This year's bill, House Bill 280, is a lot like the measure Deal shot down last year.
It would still allow anyone 21 or older with a weapons license to carry a gun most anywhere on a public college or university campus. Dormitories, fraternities and sorority houses would be off-limits, and so would athletic events.
One new wrinkle: On-campus child care centers would also remain gun-free.
That’s a tip of the Stetson to Deal.
Last year, the governor’s office sent out a statement that Deal wanted to see some changes in the campus gun bill. The exception for child care centers was one of them.
He also said the state’s universities and technical colleges should be able to set their own rules about whether firearms could be brought inside faculty and administrative offices and to disciplinary hearings.
But the statement came out after the Legislature had already approved the bill. That was a little late in the process for some legislators, and they refused to consider legislation to accommodate any of Deal’s concerns.
The governor responded with a veto.
That was good to some (the Georgia chapter of Moms Demand Action for Gun Sense in America) and bad to others (the gun rights group Georgia Carry).
And it got ugly. The second Republican governor in modern Georgia history suffered a rebuke from his own party at its state convention in June. Republicans in the 3rd Congressional District even censured him, passing a resolution that said Deal has "amassed a long and terrible record of governing in association with liberal Democrats and crony capitalists" on a number of issues, including gun rights.

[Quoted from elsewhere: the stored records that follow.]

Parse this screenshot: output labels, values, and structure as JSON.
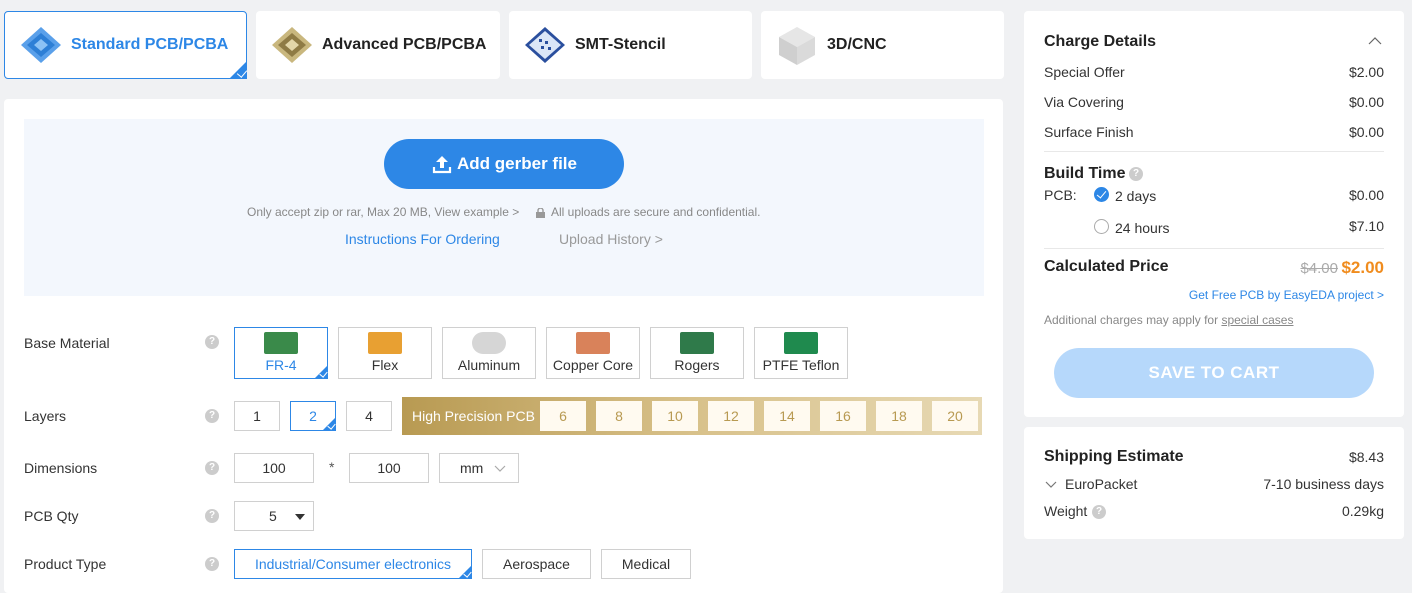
{
  "tabs": [
    {
      "label": "Standard PCB/PCBA",
      "active": true
    },
    {
      "label": "Advanced PCB/PCBA",
      "active": false
    },
    {
      "label": "SMT-Stencil",
      "active": false
    },
    {
      "label": "3D/CNC",
      "active": false
    }
  ],
  "upload": {
    "button_label": "Add gerber file",
    "accept_note": "Only accept zip or rar, Max 20 MB, View example >",
    "secure_note": "All uploads are secure and confidential.",
    "instructions_link": "Instructions For Ordering",
    "history_link": "Upload History >"
  },
  "form": {
    "base_material": {
      "label": "Base Material",
      "options": [
        "FR-4",
        "Flex",
        "Aluminum",
        "Copper Core",
        "Rogers",
        "PTFE Teflon"
      ],
      "selected": "FR-4"
    },
    "layers": {
      "label": "Layers",
      "options": [
        "1",
        "2",
        "4"
      ],
      "selected": "2",
      "high_precision_label": "High Precision PCB",
      "high_precision_options": [
        "6",
        "8",
        "10",
        "12",
        "14",
        "16",
        "18",
        "20"
      ]
    },
    "dimensions": {
      "label": "Dimensions",
      "width": "100",
      "times": "*",
      "height": "100",
      "unit": "mm"
    },
    "qty": {
      "label": "PCB Qty",
      "value": "5"
    },
    "product_type": {
      "label": "Product Type",
      "options": [
        "Industrial/Consumer electronics",
        "Aerospace",
        "Medical"
      ],
      "selected": "Industrial/Consumer electronics"
    },
    "help_glyph": "?"
  },
  "charges": {
    "title": "Charge Details",
    "items": [
      {
        "label": "Special Offer",
        "value": "$2.00"
      },
      {
        "label": "Via Covering",
        "value": "$0.00"
      },
      {
        "label": "Surface Finish",
        "value": "$0.00"
      }
    ],
    "build_time": {
      "title": "Build Time",
      "pcb_label": "PCB:",
      "options": [
        {
          "label": "2 days",
          "value": "$0.00",
          "selected": true
        },
        {
          "label": "24 hours",
          "value": "$7.10",
          "selected": false
        }
      ]
    },
    "calculated": {
      "label": "Calculated Price",
      "old_price": "$4.00",
      "price": "$2.00"
    },
    "easyeda_link": "Get Free PCB by EasyEDA project >",
    "additional_note": "Additional charges may apply for",
    "special_cases_link": "special cases",
    "save_button": "SAVE TO CART"
  },
  "shipping": {
    "title": "Shipping Estimate",
    "price": "$8.43",
    "method": "EuroPacket",
    "days": "7-10 business days",
    "weight_label": "Weight",
    "weight": "0.29kg"
  },
  "colors": {
    "accent": "#2d87e6",
    "price_orange": "#f08c1e",
    "gold": "#b89a52",
    "save_disabled": "#b6d8fb"
  }
}
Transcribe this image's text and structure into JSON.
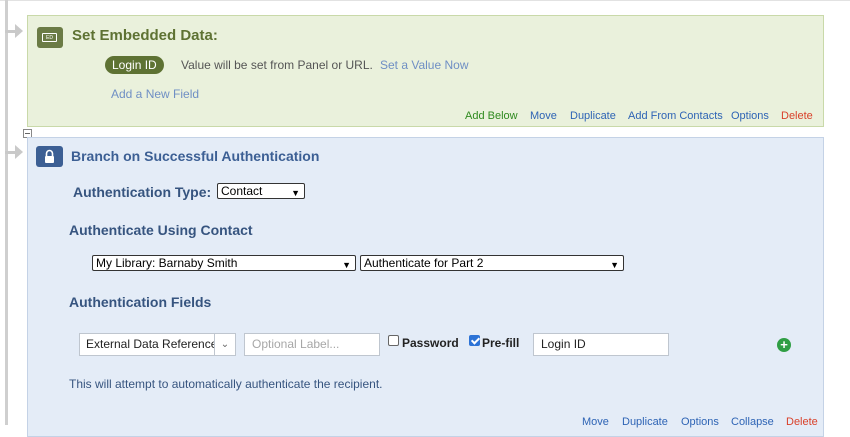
{
  "embedded": {
    "title": "Set Embedded Data:",
    "badge": "ED",
    "field_pill": "Login ID",
    "message": "Value will be set from Panel or URL.",
    "set_value_link": "Set a Value Now",
    "add_field_link": "Add a New Field",
    "footer": {
      "add_below": "Add Below",
      "move": "Move",
      "duplicate": "Duplicate",
      "add_from_contacts": "Add From Contacts",
      "options": "Options",
      "delete": "Delete"
    }
  },
  "branch": {
    "title": "Branch on Successful Authentication",
    "auth_type_label": "Authentication Type:",
    "auth_type_value": "Contact",
    "auth_using_heading": "Authenticate Using Contact",
    "library_value": "My Library: Barnaby Smith",
    "contact_list_value": "Authenticate for Part 2",
    "fields_heading": "Authentication Fields",
    "field_type_value": "External Data Reference",
    "optional_label_placeholder": "Optional Label...",
    "password_label": "Password",
    "prefill_label": "Pre-fill",
    "prefill_checked": true,
    "password_checked": false,
    "field_value": "Login ID",
    "note": "This will attempt to automatically authenticate the recipient.",
    "footer": {
      "move": "Move",
      "duplicate": "Duplicate",
      "options": "Options",
      "collapse": "Collapse",
      "delete": "Delete"
    }
  },
  "colors": {
    "green_bg": "#eaf1dc",
    "green_accent": "#5e7233",
    "blue_bg": "#e4ecf7",
    "blue_accent": "#3c5f94",
    "link_blue": "#2e64b5",
    "link_green": "#2f8a1f",
    "delete_red": "#d9412a"
  }
}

A Senate committee on Tuesday endorsed Senate Bill 16, a piece of legislation that gives and takes.
The current law allows patients — or in the case of children, their families — to register with the state and be able to possess up to 20 ounces of cannabis oil to treat severe forms of eight specific illnesses, including cancer, Parkinson’s disease and epilepsy.
SB 16 would add autism to that list.

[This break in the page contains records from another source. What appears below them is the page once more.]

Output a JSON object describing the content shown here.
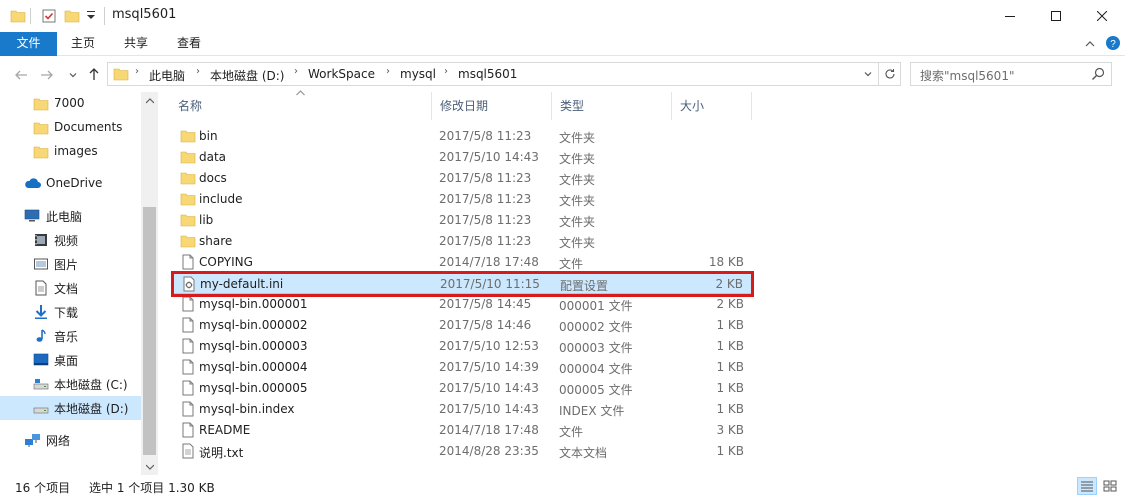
{
  "window": {
    "title": "msql5601",
    "colors": {
      "accent": "#1979ca",
      "selection": "#cce8ff",
      "highlight_box": "#d51b1b"
    }
  },
  "ribbon": {
    "tabs": [
      {
        "label": "文件"
      },
      {
        "label": "主页"
      },
      {
        "label": "共享"
      },
      {
        "label": "查看"
      }
    ]
  },
  "address": {
    "crumbs": [
      "此电脑",
      "本地磁盘 (D:)",
      "WorkSpace",
      "mysql",
      "msql5601"
    ]
  },
  "search": {
    "placeholder": "搜索\"msql5601\""
  },
  "navpane": {
    "items": [
      {
        "label": "7000",
        "icon": "folder-icon"
      },
      {
        "label": "Documents",
        "icon": "folder-icon"
      },
      {
        "label": "images",
        "icon": "folder-icon"
      },
      {
        "label": "OneDrive",
        "icon": "cloud-icon"
      },
      {
        "label": "此电脑",
        "icon": "computer-icon"
      },
      {
        "label": "视频",
        "icon": "video-icon"
      },
      {
        "label": "图片",
        "icon": "pictures-icon"
      },
      {
        "label": "文档",
        "icon": "documents-icon"
      },
      {
        "label": "下载",
        "icon": "download-icon"
      },
      {
        "label": "音乐",
        "icon": "music-icon"
      },
      {
        "label": "桌面",
        "icon": "desktop-icon"
      },
      {
        "label": "本地磁盘 (C:)",
        "icon": "drive-icon"
      },
      {
        "label": "本地磁盘 (D:)",
        "icon": "drive-icon",
        "selected": true
      },
      {
        "label": "网络",
        "icon": "network-icon"
      }
    ]
  },
  "columns": {
    "name": "名称",
    "date": "修改日期",
    "type": "类型",
    "size": "大小"
  },
  "files": [
    {
      "name": "bin",
      "date": "2017/5/8 11:23",
      "type": "文件夹",
      "size": "",
      "icon": "folder-icon"
    },
    {
      "name": "data",
      "date": "2017/5/10 14:43",
      "type": "文件夹",
      "size": "",
      "icon": "folder-icon"
    },
    {
      "name": "docs",
      "date": "2017/5/8 11:23",
      "type": "文件夹",
      "size": "",
      "icon": "folder-icon"
    },
    {
      "name": "include",
      "date": "2017/5/8 11:23",
      "type": "文件夹",
      "size": "",
      "icon": "folder-icon"
    },
    {
      "name": "lib",
      "date": "2017/5/8 11:23",
      "type": "文件夹",
      "size": "",
      "icon": "folder-icon"
    },
    {
      "name": "share",
      "date": "2017/5/8 11:23",
      "type": "文件夹",
      "size": "",
      "icon": "folder-icon"
    },
    {
      "name": "COPYING",
      "date": "2014/7/18 17:48",
      "type": "文件",
      "size": "18 KB",
      "icon": "file-icon"
    },
    {
      "name": "my-default.ini",
      "date": "2017/5/10 11:15",
      "type": "配置设置",
      "size": "2 KB",
      "icon": "settings-file-icon",
      "selected": true
    },
    {
      "name": "mysql-bin.000001",
      "date": "2017/5/8 14:45",
      "type": "000001 文件",
      "size": "2 KB",
      "icon": "file-icon"
    },
    {
      "name": "mysql-bin.000002",
      "date": "2017/5/8 14:46",
      "type": "000002 文件",
      "size": "1 KB",
      "icon": "file-icon"
    },
    {
      "name": "mysql-bin.000003",
      "date": "2017/5/10 12:53",
      "type": "000003 文件",
      "size": "1 KB",
      "icon": "file-icon"
    },
    {
      "name": "mysql-bin.000004",
      "date": "2017/5/10 14:39",
      "type": "000004 文件",
      "size": "1 KB",
      "icon": "file-icon"
    },
    {
      "name": "mysql-bin.000005",
      "date": "2017/5/10 14:43",
      "type": "000005 文件",
      "size": "1 KB",
      "icon": "file-icon"
    },
    {
      "name": "mysql-bin.index",
      "date": "2017/5/10 14:43",
      "type": "INDEX 文件",
      "size": "1 KB",
      "icon": "file-icon"
    },
    {
      "name": "README",
      "date": "2014/7/18 17:48",
      "type": "文件",
      "size": "3 KB",
      "icon": "file-icon"
    },
    {
      "name": "说明.txt",
      "date": "2014/8/28 23:35",
      "type": "文本文档",
      "size": "1 KB",
      "icon": "text-file-icon"
    }
  ],
  "status": {
    "count": "16 个项目",
    "selection": "选中 1 个项目  1.30 KB"
  }
}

But it would also reduce the maximum level of THC in the cannabis oil, from 5 percent to 3 percent. THC is the component responsible for the high that marijuana users feel.

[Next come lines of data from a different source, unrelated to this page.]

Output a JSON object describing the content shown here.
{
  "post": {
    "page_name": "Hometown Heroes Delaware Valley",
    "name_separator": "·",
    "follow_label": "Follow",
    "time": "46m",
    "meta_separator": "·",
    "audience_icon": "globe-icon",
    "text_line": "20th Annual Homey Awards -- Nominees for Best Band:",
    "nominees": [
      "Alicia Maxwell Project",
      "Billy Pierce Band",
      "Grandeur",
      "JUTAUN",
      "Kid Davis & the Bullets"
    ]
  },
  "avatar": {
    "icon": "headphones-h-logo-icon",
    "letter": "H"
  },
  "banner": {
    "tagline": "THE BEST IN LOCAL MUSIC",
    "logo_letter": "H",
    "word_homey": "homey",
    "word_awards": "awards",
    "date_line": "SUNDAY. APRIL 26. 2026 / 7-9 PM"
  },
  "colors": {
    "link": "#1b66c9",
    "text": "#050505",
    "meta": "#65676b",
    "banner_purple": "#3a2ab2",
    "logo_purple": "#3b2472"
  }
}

For the parents of children who use the oil, it’s a case of don’t fix it if it ain’t broken. The oil at 5 percent THC helps ease the debilitating conditions their children face, such as multiple seizures on a daily basis.
State Sen. Ben Watson, R-Savannah, the bill's lead sponsor and a doctor, told members of the Senate Health and Human Services Committee that the concerns of some senators prompted the proposed reduction in THC. One of those concerns is that federal law still classifies marijuana as a Schedule I drug — other Schedule I drugs you may know include heroin, LSD and mescaline — and poses a high risk for abuse and addiction, with no accepted medical uses.
Medical marijuana advocates are more inclined to support state Rep. Allen Peake'sHouse Bill 65. It would expand the list of illnesses and conditions eligible for treatment with medical marijuana in Georgia to include Alzheimer's disease, autism, HIV/AIDS, intractable pain, post-traumatic stress disorder and Tourette's syndrome.
“I think the technology has changed, and I think the climate is prime here in Georgia,” the Republican from Cedartown said.
Kelley could be stepping on the gas a bit.
In 2015, the Autonomous Vehicle Technology Study Committee found that the state needed to first improve its business climate and develop skilled workers before self-driving cars could take to the road. Kelley was chairman of that committee.
If HB 248 were to become law, Georgia would be joining five other states — California, Florida, Michigan, Nevada and Tennessee — and the District of Columbia in passing laws dealing with autonomous driving.
Lawmakers support recess— for others
A playground fight isn’t likely over this next bill.